Americas News

California Wildfires: At least 38 dead and hundreds missing

Smoke billows from a neighborhood that was destroyed by a fast-moving wildfire on Oct. 9, 2017, in Santa Rosa, Calif. Justin Sullivan/Getty Images

At least 38 people are dead as wildfires continue to ravage Northern California, burning over 215,000 acres. Some of the victims are only able to be identified by ID numbers found on medical implants.

“We have found bodies that were completely intact and bodies that were nothing more than ash and bone,” Sonoma County Sheriff Robert Giordano said on Thursday.

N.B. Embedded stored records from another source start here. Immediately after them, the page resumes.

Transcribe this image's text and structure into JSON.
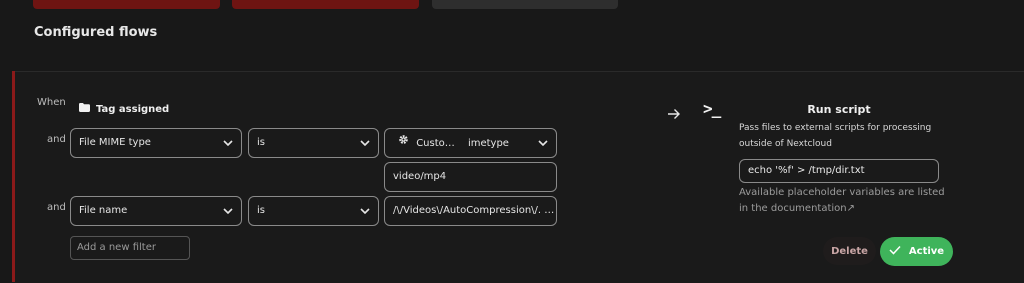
{
  "section": {
    "title": "Configured flows"
  },
  "flow": {
    "when_label": "When",
    "trigger": {
      "icon": "folder-icon",
      "label": "Tag assigned"
    },
    "checks": [
      {
        "and_label": "and",
        "field": "File MIME type",
        "operator": "is",
        "value_icon": "gear-icon",
        "value_prefix": "Custo…",
        "value_suffix": "imetype",
        "custom_value": "video/mp4"
      },
      {
        "and_label": "and",
        "field": "File name",
        "operator": "is",
        "value": "/\\/Videos\\/AutoCompression\\/. …"
      }
    ],
    "add_filter_placeholder": "Add a new filter"
  },
  "operation": {
    "icon": "terminal-icon",
    "icon_text": ">_",
    "title": "Run script",
    "description": "Pass files to external scripts for processing outside of Nextcloud",
    "script_value": "echo '%f' > /tmp/dir.txt",
    "hint": "Available placeholder variables are listed in the documentation↗"
  },
  "actions": {
    "delete_label": "Delete",
    "active_label": "Active"
  },
  "colors": {
    "accent_red": "#8b1a1a",
    "success": "#3fb45b",
    "card_red": "#6e1412"
  }
}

Sonoma County, which includes the city of Santa Rosa, has been hit hard by the flames. In a press conference on Saturday, Sergeant Spencer Crum said 20 people have died in the county. He also said 223 people are still unaccounted for.

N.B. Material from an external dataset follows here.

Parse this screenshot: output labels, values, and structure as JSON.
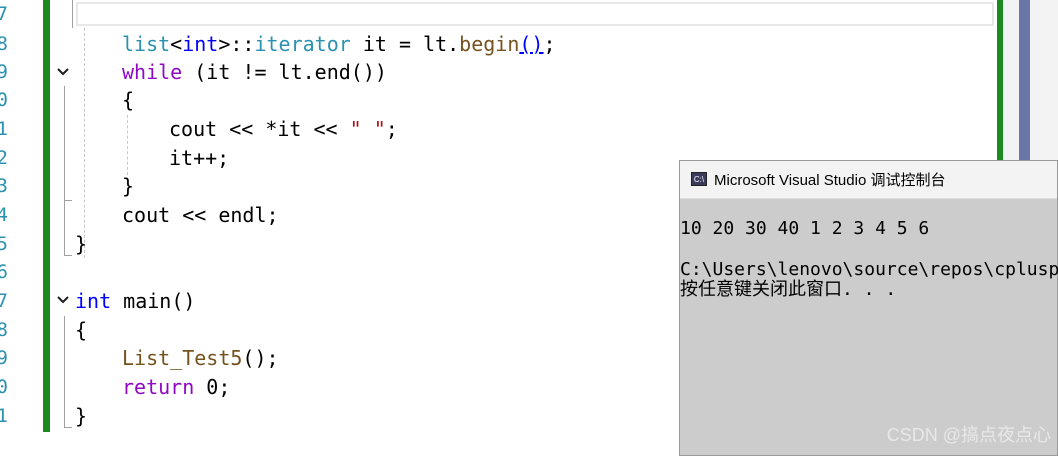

According to Cal Fire, six people have died in the neighboring county of Napa. Eight deaths have been confirmed in Mendocino County, north of Santa Rosa. In Yuba County, north of Sacramento, four have died due to the wildfires.

74 people are still missing in Napa County, according to county spokeswoman Molly Rattigan.

California Governor Jerry Brown called the fires “one of the biggest” compared to other fires in the state’s history.

Officials struggle to contain the fires

Firefighters have been able to achieve 44 percent containment around the 35,000-acre Tubbs fire. The 50,000-acre Atlas fire is now 45 percent contained. The Nuns fire, which combined with three other fires in the last few days, has burned 46,000 acres and is only 10 percent contained.

Throughout northern California, over 100,000 people have been evacuated from their homes. Thousands remain in shelters, with some not knowing if they have a home to return to.

“It may be several days or more than a week before people who’ve been displaced can start the process of healing and rebuilding,” Cal Fire spokesperson Richard Cardova said. “That cannot happen until we remove all the hazards out there: downed power lines, toppled trees, smoldering hot spots, and power outages.”

Critical threat

The National Weather Service increased the fire weather threat to “critical” for coastal areas north of San Francisco and the northwestern Sacramento Valley for Saturday. According to the NWS, the critical threat means high winds and low humidity, which could hurt progress for firefighters.


Join us in the newsroom?

Grasswire is an open newsroom. We collaborate online in an open Slack channel where we pitch, source, verify, write and edit stories.

0 / 0